● **What you will do**:
All of the data is to be restated word for word.

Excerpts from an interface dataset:
○ ○ ○ ○
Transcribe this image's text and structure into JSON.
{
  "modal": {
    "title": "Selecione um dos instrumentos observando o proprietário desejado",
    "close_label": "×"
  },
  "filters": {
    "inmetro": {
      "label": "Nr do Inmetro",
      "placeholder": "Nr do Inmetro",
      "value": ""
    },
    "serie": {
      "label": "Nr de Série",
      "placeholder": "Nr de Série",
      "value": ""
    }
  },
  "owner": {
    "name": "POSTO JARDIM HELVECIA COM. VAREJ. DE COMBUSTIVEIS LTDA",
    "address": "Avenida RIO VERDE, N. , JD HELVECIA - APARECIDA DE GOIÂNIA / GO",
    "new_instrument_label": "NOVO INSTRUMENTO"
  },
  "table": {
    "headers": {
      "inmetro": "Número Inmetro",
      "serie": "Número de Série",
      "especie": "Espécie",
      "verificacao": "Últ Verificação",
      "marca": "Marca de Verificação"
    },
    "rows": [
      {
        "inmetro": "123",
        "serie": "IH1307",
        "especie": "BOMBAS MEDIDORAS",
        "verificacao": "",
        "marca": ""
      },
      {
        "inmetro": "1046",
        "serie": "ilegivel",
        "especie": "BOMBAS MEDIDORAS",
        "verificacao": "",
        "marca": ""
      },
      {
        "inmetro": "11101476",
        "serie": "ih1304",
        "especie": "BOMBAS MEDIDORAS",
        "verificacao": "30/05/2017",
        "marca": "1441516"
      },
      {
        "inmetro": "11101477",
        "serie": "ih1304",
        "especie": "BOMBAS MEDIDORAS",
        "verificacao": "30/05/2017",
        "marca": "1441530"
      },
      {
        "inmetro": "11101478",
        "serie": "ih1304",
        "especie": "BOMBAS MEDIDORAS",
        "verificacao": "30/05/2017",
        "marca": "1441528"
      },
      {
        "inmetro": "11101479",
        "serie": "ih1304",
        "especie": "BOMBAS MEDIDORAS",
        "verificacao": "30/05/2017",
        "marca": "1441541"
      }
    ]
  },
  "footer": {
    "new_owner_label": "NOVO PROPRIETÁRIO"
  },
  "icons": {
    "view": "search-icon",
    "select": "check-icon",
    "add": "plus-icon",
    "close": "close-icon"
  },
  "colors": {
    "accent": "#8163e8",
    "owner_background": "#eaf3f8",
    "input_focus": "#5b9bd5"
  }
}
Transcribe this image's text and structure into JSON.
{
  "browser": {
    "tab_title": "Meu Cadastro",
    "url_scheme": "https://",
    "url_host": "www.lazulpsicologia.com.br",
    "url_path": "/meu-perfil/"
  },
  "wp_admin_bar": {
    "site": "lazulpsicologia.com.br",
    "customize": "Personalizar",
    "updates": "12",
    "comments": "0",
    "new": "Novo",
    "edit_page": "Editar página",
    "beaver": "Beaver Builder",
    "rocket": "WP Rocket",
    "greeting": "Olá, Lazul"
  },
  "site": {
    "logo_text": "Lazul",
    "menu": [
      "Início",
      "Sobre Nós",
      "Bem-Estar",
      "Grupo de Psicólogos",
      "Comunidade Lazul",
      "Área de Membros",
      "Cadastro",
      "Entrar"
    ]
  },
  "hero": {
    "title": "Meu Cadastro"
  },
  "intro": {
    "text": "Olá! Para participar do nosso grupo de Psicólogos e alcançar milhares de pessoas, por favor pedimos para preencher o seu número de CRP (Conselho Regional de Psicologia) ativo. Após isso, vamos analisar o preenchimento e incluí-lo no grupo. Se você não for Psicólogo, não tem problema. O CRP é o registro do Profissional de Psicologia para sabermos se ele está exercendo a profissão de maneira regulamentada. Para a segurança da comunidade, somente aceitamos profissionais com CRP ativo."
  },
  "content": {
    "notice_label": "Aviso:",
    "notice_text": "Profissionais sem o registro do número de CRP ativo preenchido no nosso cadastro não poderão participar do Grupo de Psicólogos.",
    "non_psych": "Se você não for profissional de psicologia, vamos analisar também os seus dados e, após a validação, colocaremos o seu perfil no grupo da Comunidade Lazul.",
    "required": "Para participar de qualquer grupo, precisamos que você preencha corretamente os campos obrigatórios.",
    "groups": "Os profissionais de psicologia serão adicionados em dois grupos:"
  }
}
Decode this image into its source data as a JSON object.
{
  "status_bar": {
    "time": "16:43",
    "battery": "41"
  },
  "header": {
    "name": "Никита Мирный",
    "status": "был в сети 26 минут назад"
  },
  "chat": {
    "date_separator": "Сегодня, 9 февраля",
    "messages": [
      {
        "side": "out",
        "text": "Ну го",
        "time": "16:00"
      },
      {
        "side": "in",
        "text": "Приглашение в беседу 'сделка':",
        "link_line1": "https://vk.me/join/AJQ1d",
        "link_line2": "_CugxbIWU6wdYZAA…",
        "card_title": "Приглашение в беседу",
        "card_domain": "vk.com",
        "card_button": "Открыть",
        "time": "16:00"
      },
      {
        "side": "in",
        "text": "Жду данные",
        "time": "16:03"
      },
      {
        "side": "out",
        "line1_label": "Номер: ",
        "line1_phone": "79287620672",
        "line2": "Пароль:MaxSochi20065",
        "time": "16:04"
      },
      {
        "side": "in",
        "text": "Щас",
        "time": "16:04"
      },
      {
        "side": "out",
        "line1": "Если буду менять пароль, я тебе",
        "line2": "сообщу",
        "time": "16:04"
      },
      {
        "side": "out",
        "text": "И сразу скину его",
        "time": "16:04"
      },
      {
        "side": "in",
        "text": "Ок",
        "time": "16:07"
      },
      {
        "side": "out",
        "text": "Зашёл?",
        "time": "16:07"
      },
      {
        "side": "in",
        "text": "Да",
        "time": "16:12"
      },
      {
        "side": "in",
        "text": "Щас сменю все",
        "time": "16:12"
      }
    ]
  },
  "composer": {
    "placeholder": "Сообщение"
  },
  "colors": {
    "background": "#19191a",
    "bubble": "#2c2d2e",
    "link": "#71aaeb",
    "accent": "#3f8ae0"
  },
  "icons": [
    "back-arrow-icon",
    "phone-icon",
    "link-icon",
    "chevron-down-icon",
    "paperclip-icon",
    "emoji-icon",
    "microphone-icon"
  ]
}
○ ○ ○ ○
● **Response below**:
Transcribe this image's text and structure into JSON.
{
  "modal": {
    "title": "Selecione um dos instrumentos observando o proprietário desejado",
    "close_label": "×"
  },
  "filters": {
    "inmetro": {
      "label": "Nr do Inmetro",
      "placeholder": "Nr do Inmetro",
      "value": ""
    },
    "serie": {
      "label": "Nr de Série",
      "placeholder": "Nr de Série",
      "value": ""
    }
  },
  "owner": {
    "name": "POSTO JARDIM HELVECIA COM. VAREJ. DE COMBUSTIVEIS LTDA",
    "address": "Avenida RIO VERDE, N. , JD HELVECIA - APARECIDA DE GOIÂNIA / GO",
    "new_instrument_label": "NOVO INSTRUMENTO"
  },
  "table": {
    "headers": {
      "inmetro": "Número Inmetro",
      "serie": "Número de Série",
      "especie": "Espécie",
      "verificacao": "Últ Verificação",
      "marca": "Marca de Verificação"
    },
    "rows": [
      {
        "inmetro": "123",
        "serie": "IH1307",
        "especie": "BOMBAS MEDIDORAS",
        "verificacao": "",
        "marca": ""
      },
      {
        "inmetro": "1046",
        "serie": "ilegivel",
        "especie": "BOMBAS MEDIDORAS",
        "verificacao": "",
        "marca": ""
      },
      {
        "inmetro": "11101476",
        "serie": "ih1304",
        "especie": "BOMBAS MEDIDORAS",
        "verificacao": "30/05/2017",
        "marca": "1441516"
      },
      {
        "inmetro": "11101477",
        "serie": "ih1304",
        "especie": "BOMBAS MEDIDORAS",
        "verificacao": "30/05/2017",
        "marca": "1441530"
      },
      {
        "inmetro": "11101478",
        "serie": "ih1304",
        "especie": "BOMBAS MEDIDORAS",
        "verificacao": "30/05/2017",
        "marca": "1441528"
      },
      {
        "inmetro": "11101479",
        "serie": "ih1304",
        "especie": "BOMBAS MEDIDORAS",
        "verificacao": "30/05/2017",
        "marca": "1441541"
      }
    ]
  },
  "footer": {
    "new_owner_label": "NOVO PROPRIETÁRIO"
  },
  "icons": {
    "view": "search-icon",
    "select": "check-icon",
    "add": "plus-icon",
    "close": "close-icon"
  },
  "colors": {
    "accent": "#8163e8",
    "owner_background": "#eaf3f8",
    "input_focus": "#5b9bd5"
  }
}
Transcribe this image's text and structure into JSON.
{
  "browser": {
    "tab_title": "Meu Cadastro",
    "url_scheme": "https://",
    "url_host": "www.lazulpsicologia.com.br",
    "url_path": "/meu-perfil/"
  },
  "wp_admin_bar": {
    "site": "lazulpsicologia.com.br",
    "customize": "Personalizar",
    "updates": "12",
    "comments": "0",
    "new": "Novo",
    "edit_page": "Editar página",
    "beaver": "Beaver Builder",
    "rocket": "WP Rocket",
    "greeting": "Olá, Lazul"
  },
  "site": {
    "logo_text": "Lazul",
    "menu": [
      "Início",
      "Sobre Nós",
      "Bem-Estar",
      "Grupo de Psicólogos",
      "Comunidade Lazul",
      "Área de Membros",
      "Cadastro",
      "Entrar"
    ]
  },
  "hero": {
    "title": "Meu Cadastro"
  },
  "intro": {
    "text": "Olá! Para participar do nosso grupo de Psicólogos e alcançar milhares de pessoas, por favor pedimos para preencher o seu número de CRP (Conselho Regional de Psicologia) ativo. Após isso, vamos analisar o preenchimento e incluí-lo no grupo. Se você não for Psicólogo, não tem problema. O CRP é o registro do Profissional de Psicologia para sabermos se ele está exercendo a profissão de maneira regulamentada. Para a segurança da comunidade, somente aceitamos profissionais com CRP ativo."
  },
  "content": {
    "notice_label": "Aviso:",
    "notice_text": "Profissionais sem o registro do número de CRP ativo preenchido no nosso cadastro não poderão participar do Grupo de Psicólogos.",
    "non_psych": "Se você não for profissional de psicologia, vamos analisar também os seus dados e, após a validação, colocaremos o seu perfil no grupo da Comunidade Lazul.",
    "required": "Para participar de qualquer grupo, precisamos que você preencha corretamente os campos obrigatórios.",
    "groups": "Os profissionais de psicologia serão adicionados em dois grupos:"
  }
}
Decode this image into its source data as a JSON object.
{
  "status_bar": {
    "time": "16:43",
    "battery": "41"
  },
  "header": {
    "name": "Никита Мирный",
    "status": "был в сети 26 минут назад"
  },
  "chat": {
    "date_separator": "Сегодня, 9 февраля",
    "messages": [
      {
        "side": "out",
        "text": "Ну го",
        "time": "16:00"
      },
      {
        "side": "in",
        "text": "Приглашение в беседу 'сделка':",
        "link_line1": "https://vk.me/join/AJQ1d",
        "link_line2": "_CugxbIWU6wdYZAA…",
        "card_title": "Приглашение в беседу",
        "card_domain": "vk.com",
        "card_button": "Открыть",
        "time": "16:00"
      },
      {
        "side": "in",
        "text": "Жду данные",
        "time": "16:03"
      },
      {
        "side": "out",
        "line1_label": "Номер: ",
        "line1_phone": "79287620672",
        "line2": "Пароль:MaxSochi20065",
        "time": "16:04"
      },
      {
        "side": "in",
        "text": "Щас",
        "time": "16:04"
      },
      {
        "side": "out",
        "line1": "Если буду менять пароль, я тебе",
        "line2": "сообщу",
        "time": "16:04"
      },
      {
        "side": "out",
        "text": "И сразу скину его",
        "time": "16:04"
      },
      {
        "side": "in",
        "text": "Ок",
        "time": "16:07"
      },
      {
        "side": "out",
        "text": "Зашёл?",
        "time": "16:07"
      },
      {
        "side": "in",
        "text": "Да",
        "time": "16:12"
      },
      {
        "side": "in",
        "text": "Щас сменю все",
        "time": "16:12"
      }
    ]
  },
  "composer": {
    "placeholder": "Сообщение"
  },
  "colors": {
    "background": "#19191a",
    "bubble": "#2c2d2e",
    "link": "#71aaeb",
    "accent": "#3f8ae0"
  },
  "icons": [
    "back-arrow-icon",
    "phone-icon",
    "link-icon",
    "chevron-down-icon",
    "paperclip-icon",
    "emoji-icon",
    "microphone-icon"
  ]
}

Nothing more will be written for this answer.